Jesus’ Final Week: WEDNESDAY
WEDNESDAY: The Plot against Jesus (Matt. 26:14-16; Mark 14:10-11; Luke 22:3-6)
It was two days before the Passover and the Feast of Unleavened Bread.
The Passover was the annual Hebrew festival on the evening of the 14th day of the month of ‘Abhibh (Abib) or Nisan, as it was called in later times. It was followed by, and closely connected with, a 7 days’ festival of matstsoth, or unleavened bread, to which the name Passover was also applied by extension (Le 23:5). Both were distinctly connected with the Exodus, which, according to tradition, they commemorate; the Passover being in imitation of the last meal in Egypt, eaten in preparation for the journey, while Yahweh, passing over the houses of the Hebrews, was slaying the firstborn of Egypt (Exod 12:12; Exod 13:2; Exod 13:12); the matstsoth festival being in memory of the first days of the journey during which this bread of haste was eaten (Ex 12:14-20). (ISBE)
The chief priests, the scribes and the elders gathered at the palace of the high priest Caiaphas “and they plotted together to seize Jesus by stealth and kill Him” (Matt. 26:4 NASB). Their original plan was to execute the plot after the celebration of the Feast of the Passover and the Unleavened to prevent an uproar but when Satan entered Judas (Luke 22:3) and offered to betray Jesus, they took the opportunity. They can use Judas to track the movements of Jesus and arrest him quietly without the the people knowing.
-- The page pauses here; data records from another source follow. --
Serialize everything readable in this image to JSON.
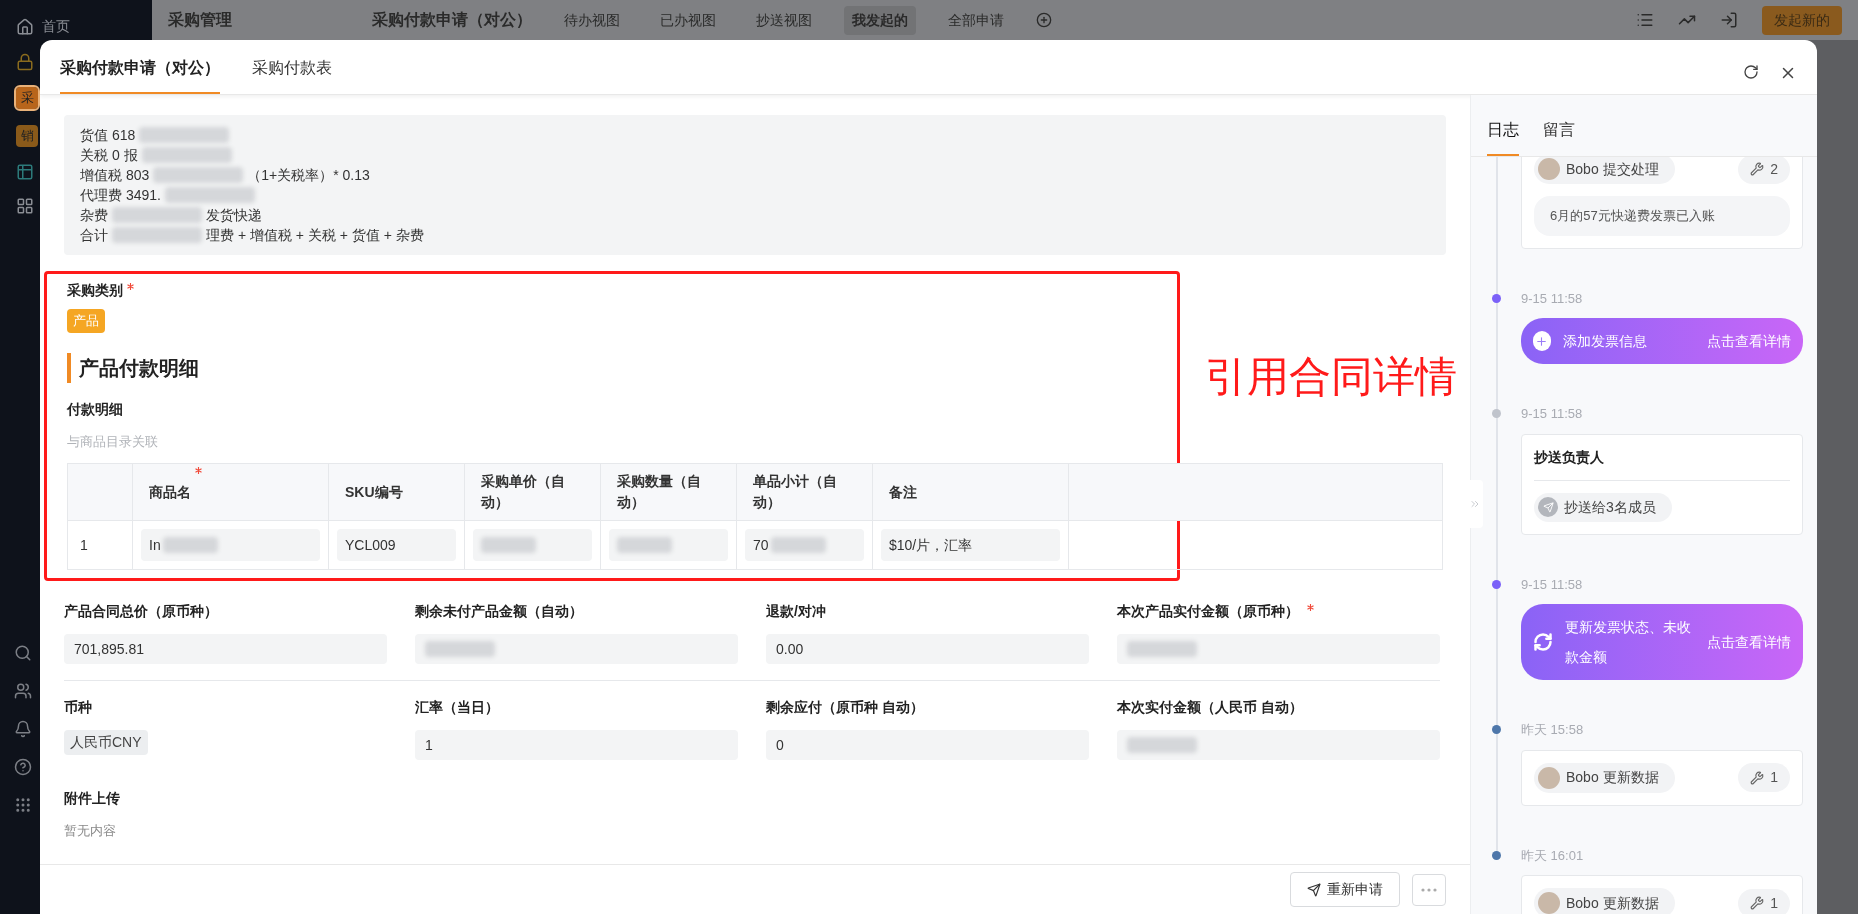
{
  "sidebar": {
    "home": "首页",
    "apps": [
      {
        "label": "采",
        "color": "#b8651b",
        "selected": true
      },
      {
        "label": "销",
        "color": "#8a5a1a",
        "selected": false
      }
    ]
  },
  "topbar": {
    "module": "采购管理",
    "view": "采购付款申请（对公）",
    "views": [
      {
        "label": "待办视图",
        "selected": false
      },
      {
        "label": "已办视图",
        "selected": false
      },
      {
        "label": "抄送视图",
        "selected": false
      },
      {
        "label": "我发起的",
        "selected": true
      },
      {
        "label": "全部申请",
        "selected": false
      }
    ],
    "new_button": "发起新的"
  },
  "modal": {
    "tabs": [
      {
        "label": "采购付款申请（对公）",
        "selected": true
      },
      {
        "label": "采购付款表",
        "selected": false
      }
    ],
    "info_lines": [
      {
        "before": "货值 618"
      },
      {
        "before": "关税 0 报"
      },
      {
        "before": "增值税 803",
        "after": "（1+关税率）* 0.13"
      },
      {
        "before": "代理费 3491."
      },
      {
        "before": "杂费",
        "after": "发货快递"
      },
      {
        "before": "合计",
        "after": "理费 + 增值税 + 关税 + 货值 + 杂费"
      }
    ],
    "category": {
      "label": "采购类别",
      "required": true,
      "tag": "产品"
    },
    "section_title": "产品付款明细",
    "detail": {
      "label": "付款明细",
      "hint": "与商品目录关联",
      "columns": [
        {
          "label": "商品名",
          "required": true
        },
        {
          "label": "SKU编号",
          "required": false
        },
        {
          "label": "采购单价（自动）",
          "required": false
        },
        {
          "label": "采购数量（自动）",
          "required": false
        },
        {
          "label": "单品小计（自动）",
          "required": false
        },
        {
          "label": "备注",
          "required": false
        }
      ],
      "rows": [
        {
          "index": "1",
          "cells": [
            {
              "text": "In",
              "redacted": true
            },
            {
              "text": "YCL009",
              "redacted": false
            },
            {
              "redacted": true
            },
            {
              "redacted": true
            },
            {
              "text": "70",
              "redacted": true
            },
            {
              "text": "$10/片，汇率",
              "redacted": false
            }
          ]
        }
      ]
    },
    "annotation": "引用合同详情",
    "fields": [
      {
        "label": "产品合同总价（原币种）",
        "required": false,
        "kind": "input",
        "value": "701,895.81",
        "redacted": false
      },
      {
        "label": "剩余未付产品金额（自动）",
        "required": false,
        "kind": "input",
        "redacted": true
      },
      {
        "label": "退款/对冲",
        "required": false,
        "kind": "input",
        "value": "0.00",
        "redacted": false
      },
      {
        "label": "本次产品实付金额（原币种）",
        "required": true,
        "kind": "input",
        "redacted": true
      },
      {
        "label": "币种",
        "required": false,
        "kind": "tag",
        "value": "人民币CNY"
      },
      {
        "label": "汇率（当日）",
        "required": false,
        "kind": "input",
        "value": "1",
        "redacted": false
      },
      {
        "label": "剩余应付（原币种 自动）",
        "required": false,
        "kind": "input",
        "value": "0",
        "redacted": false
      },
      {
        "label": "本次实付金额（人民币 自动）",
        "required": false,
        "kind": "input",
        "redacted": true
      }
    ],
    "attachments": {
      "label": "附件上传",
      "empty": "暂无内容"
    },
    "resubmit": "重新申请",
    "side_tabs": [
      {
        "label": "日志",
        "selected": true
      },
      {
        "label": "留言",
        "selected": false
      }
    ],
    "timeline": [
      {
        "kind": "log",
        "label": "Bobo 提交处理",
        "count": "2",
        "note": "6月的57元快递费发票已入账"
      },
      {
        "kind": "add_event",
        "time": "9-15 11:58",
        "color": "#7b61f8",
        "title": "添加发票信息",
        "link": "点击查看详情"
      },
      {
        "kind": "cc",
        "time": "9-15 11:58",
        "color": "#c0c4cc",
        "title": "抄送负责人",
        "chip": "抄送给3名成员"
      },
      {
        "kind": "update_event",
        "time": "9-15 11:58",
        "color": "#7b61f8",
        "title": "更新发票状态、未收款金额",
        "link": "点击查看详情"
      },
      {
        "kind": "log",
        "time": "昨天 15:58",
        "color": "#4e77aa",
        "label": "Bobo 更新数据",
        "count": "1"
      },
      {
        "kind": "log",
        "time": "昨天 16:01",
        "color": "#4e77aa",
        "label": "Bobo 更新数据",
        "count": "1"
      }
    ]
  }
}
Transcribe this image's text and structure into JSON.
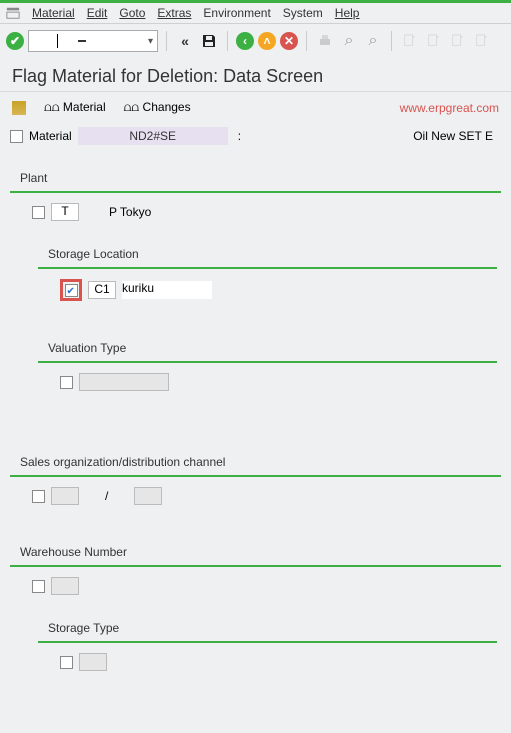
{
  "menu": {
    "items": [
      "Material",
      "Edit",
      "Goto",
      "Extras",
      "Environment",
      "System",
      "Help"
    ]
  },
  "toolbar": {
    "back_label": "«",
    "cmd_value": "",
    "cmd_cursor": "I"
  },
  "title": "Flag Material for Deletion: Data Screen",
  "subtoolbar": {
    "material_link": "⩍⩍ Material",
    "changes_link": "⩍⩍ Changes"
  },
  "watermark": "www.erpgreat.com",
  "material": {
    "label": "Material",
    "value": "ND2#SE",
    "colon": ":",
    "desc": "Oil New SET E"
  },
  "plant": {
    "title": "Plant",
    "code": "T",
    "name": "P Tokyo",
    "storage_location": {
      "title": "Storage Location",
      "code": "C1",
      "name": "kuriku"
    },
    "valuation_type": {
      "title": "Valuation Type"
    }
  },
  "sales": {
    "title": "Sales organization/distribution channel",
    "slash": "/"
  },
  "warehouse": {
    "title": "Warehouse Number",
    "storage_type": {
      "title": "Storage Type"
    }
  }
}
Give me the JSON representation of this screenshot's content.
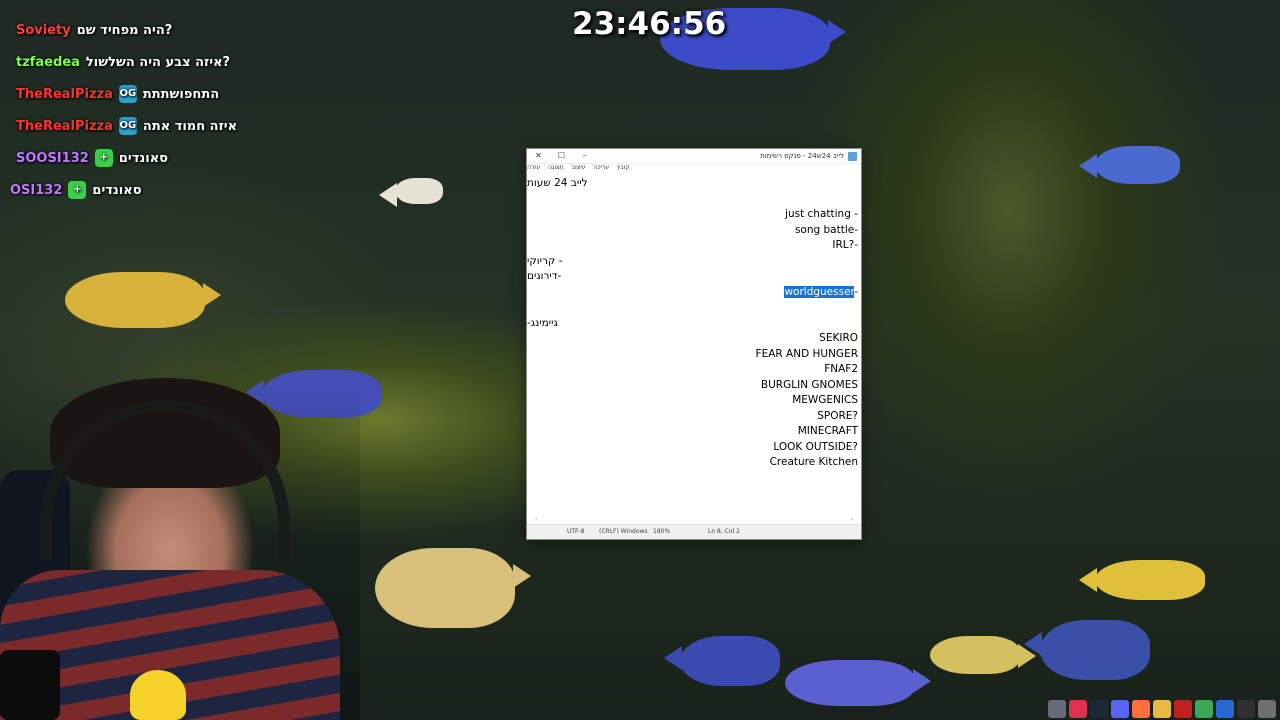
{
  "stream": {
    "clock": "23:46:56"
  },
  "chat": {
    "messages": [
      {
        "user": "Soviety",
        "user_color": "#ff3b3b",
        "text": "היה מפחיד שם?",
        "badge": ""
      },
      {
        "user": "tzfaedea",
        "user_color": "#7cff4a",
        "text": "איזה צבע היה השלשול?",
        "badge": ""
      },
      {
        "user": "TheRealPizza",
        "user_color": "#ff3030",
        "text": "התחפושתתת",
        "badge": "OG"
      },
      {
        "user": "TheRealPizza",
        "user_color": "#ff3030",
        "text": "איזה חמוד אתה",
        "badge": "OG"
      },
      {
        "user": "SOOSI132",
        "user_color": "#c07aff",
        "text": "סאונדים",
        "badge": "+"
      },
      {
        "user": "OSI132",
        "user_color": "#c07aff",
        "text": "סאונדים",
        "badge": "+"
      }
    ]
  },
  "notepad": {
    "title": "לייב 24ש24 - פנקס רשימות",
    "controls": {
      "close": "✕",
      "maximize": "☐",
      "minimize": "–"
    },
    "menu": [
      "קובץ",
      "עריכה",
      "עיצוב",
      "תצוגה",
      "עזרה"
    ],
    "lines": [
      "לייב 24 שעות",
      "",
      "just chatting -",
      "song battle-",
      "IRL?-",
      "- קריוקי",
      "-דירוגים",
      "worldguesser-",
      "",
      "גיימינג-",
      "SEKIRO",
      "FEAR AND HUNGER",
      "FNAF2",
      "BURGLIN GNOMES",
      "MEWGENICS",
      "SPORE?",
      "MINECRAFT",
      "LOOK OUTSIDE?",
      "Creature Kitchen"
    ],
    "selected_line_index": 7,
    "selected_text": "worldguesser",
    "selected_suffix": "-",
    "status": {
      "encoding": "UTF-8",
      "line_endings": "(CRLF) Windows",
      "zoom": "180%",
      "position": "Ln 8, Col 2"
    }
  },
  "taskbar": {
    "icons": [
      {
        "name": "pinned-app",
        "color": "#6a6a7a"
      },
      {
        "name": "media-player",
        "color": "#e03050"
      },
      {
        "name": "steam",
        "color": "#1b2838"
      },
      {
        "name": "discord",
        "color": "#5865f2"
      },
      {
        "name": "firefox",
        "color": "#ff7139"
      },
      {
        "name": "folder",
        "color": "#e8b84a"
      },
      {
        "name": "record",
        "color": "#c02020"
      },
      {
        "name": "chrome",
        "color": "#3aa757"
      },
      {
        "name": "app-blue",
        "color": "#2a6ad0"
      },
      {
        "name": "app-dark",
        "color": "#303030"
      },
      {
        "name": "app-gray",
        "color": "#707070"
      }
    ]
  }
}
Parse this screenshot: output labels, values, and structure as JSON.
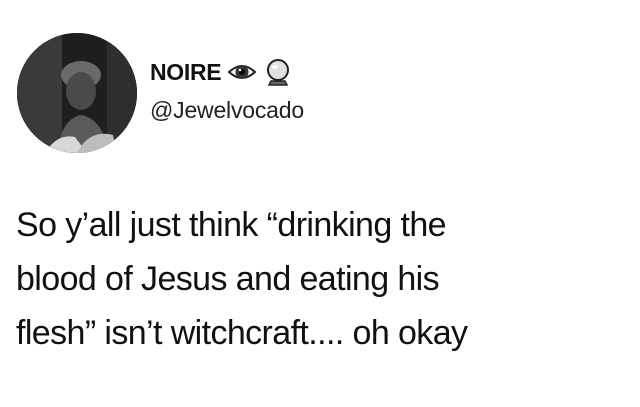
{
  "user": {
    "display_name": "NOIRE",
    "handle": "@Jewelvocado",
    "badges": [
      "eye-emoji-icon",
      "crystal-ball-emoji-icon"
    ]
  },
  "tweet": {
    "lines": [
      "So y’all just think “drinking the",
      "blood of Jesus and eating his",
      "flesh” isn’t witchcraft.... oh okay"
    ]
  },
  "colors": {
    "background": "#ffffff",
    "text": "#111111"
  }
}
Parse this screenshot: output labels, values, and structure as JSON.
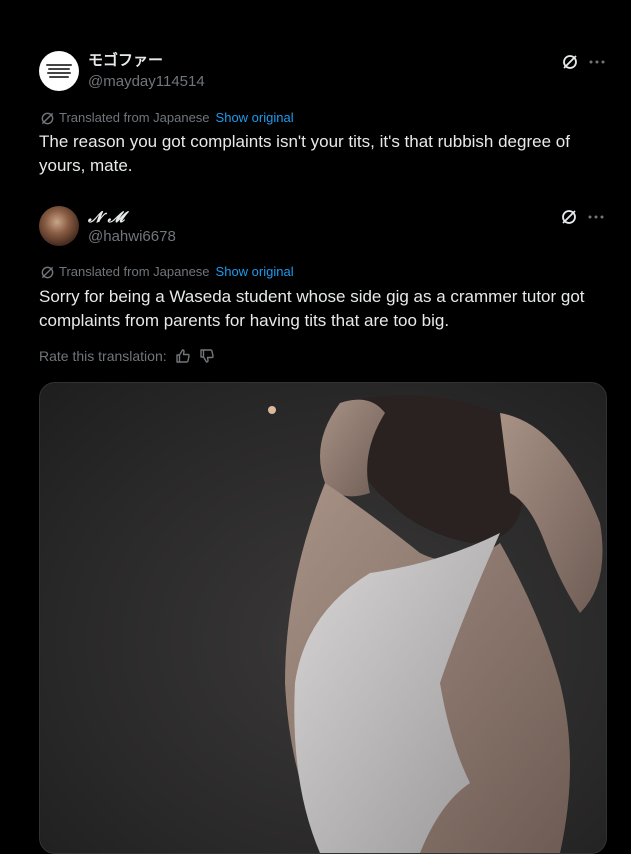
{
  "posts": [
    {
      "display_name": "モゴファー",
      "handle": "@mayday114514",
      "translated_label": "Translated from Japanese",
      "show_original": "Show original",
      "text": "The reason you got complaints isn't your tits, it's that rubbish degree of yours, mate."
    },
    {
      "display_name": "𝓝 𝓜",
      "handle": "@hahwi6678",
      "translated_label": "Translated from Japanese",
      "show_original": "Show original",
      "text": "Sorry for being a Waseda student whose side gig as a crammer tutor got complaints from parents for having tits that are too big.",
      "rate_label": "Rate this translation:"
    }
  ],
  "icons": {
    "grok": "grok-icon",
    "more": "more-icon",
    "translate": "translate-icon",
    "thumbs_up": "thumbs-up-icon",
    "thumbs_down": "thumbs-down-icon"
  },
  "colors": {
    "background": "#000000",
    "text": "#e7e9ea",
    "secondary": "#71767b",
    "link": "#1d9bf0"
  }
}
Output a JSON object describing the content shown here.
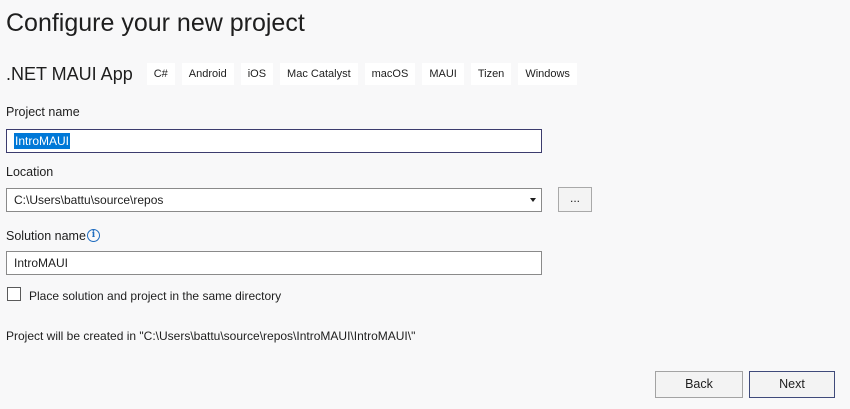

Jewish literature claims that the high priests bullied those who opposed them; they would not tolerate anyone who who claims that God instructed him to engage their temple cult. However, when it comes to Jesus, they had to observe certain caution because of his popularity.
The chief priests can be easily found and became more accessible to Judas because their intention were almost the same. Now, the average price of a slave differed from place to place and period to period. The Gospel readers during the time of Matthew would readily understand that thirty pieces of silver as the average Old Testament compensation for the death of a slave (Exo. 21:32). Judas connived and and sold his master to the chief priests cheaply – the price of a slave!
Luke gives us a clue that Judas was not actually acting on his own. It was Satan who took charge of the action. Of course we can infer that Judas opened the door to his heart and allowed Satan to come in. Thus, he cannot be exonerated. Satan’s taking over does not render him free from moral responsibility.
On the other hand, Barnes suggests that “it is not necessary to suppose that Satan entered personally into the body of Judas, but only that he brought him under his influence; he filled his mind with an evil passion, and led him on to betray his Master.” (Barnes) That “Satanic influence” led to the arrest and death of Jesus. Judas upon realizing that he had betrayed innocent blood hanged himself (Matt. 27:3-5).
Another way of looking at it is suggested by RWP, “Satan was now renewing his attack on Jesus suspended temporarily (Luke 4:13) ‘until a good chance‘ – “When the devil had finished every temptation, he left Him until an opportune time.” He had come back by the use of Simon Peter (Mark 8:33; Matt. 16:23). The conflict went on and Jesus won ultimate victory (Luke 10:18). Now Satan uses Judas and has success with him for Judas allowed him to come again and again (John 13:27).”
Have you ever been betrayed by someone? Maybe the person was under the influence of others or it could be a manifestation of a long-standing conflict.
Bible Gateway: www.biblegateway.com
Google Images: http://www.cagnz.org
Keener, Craig S. The IVP Bible Background Commentary. New Testament. Downers Grove, IL: InterVarsity Press, 1993.
MySword for Android: Barnes, ISBE and RWP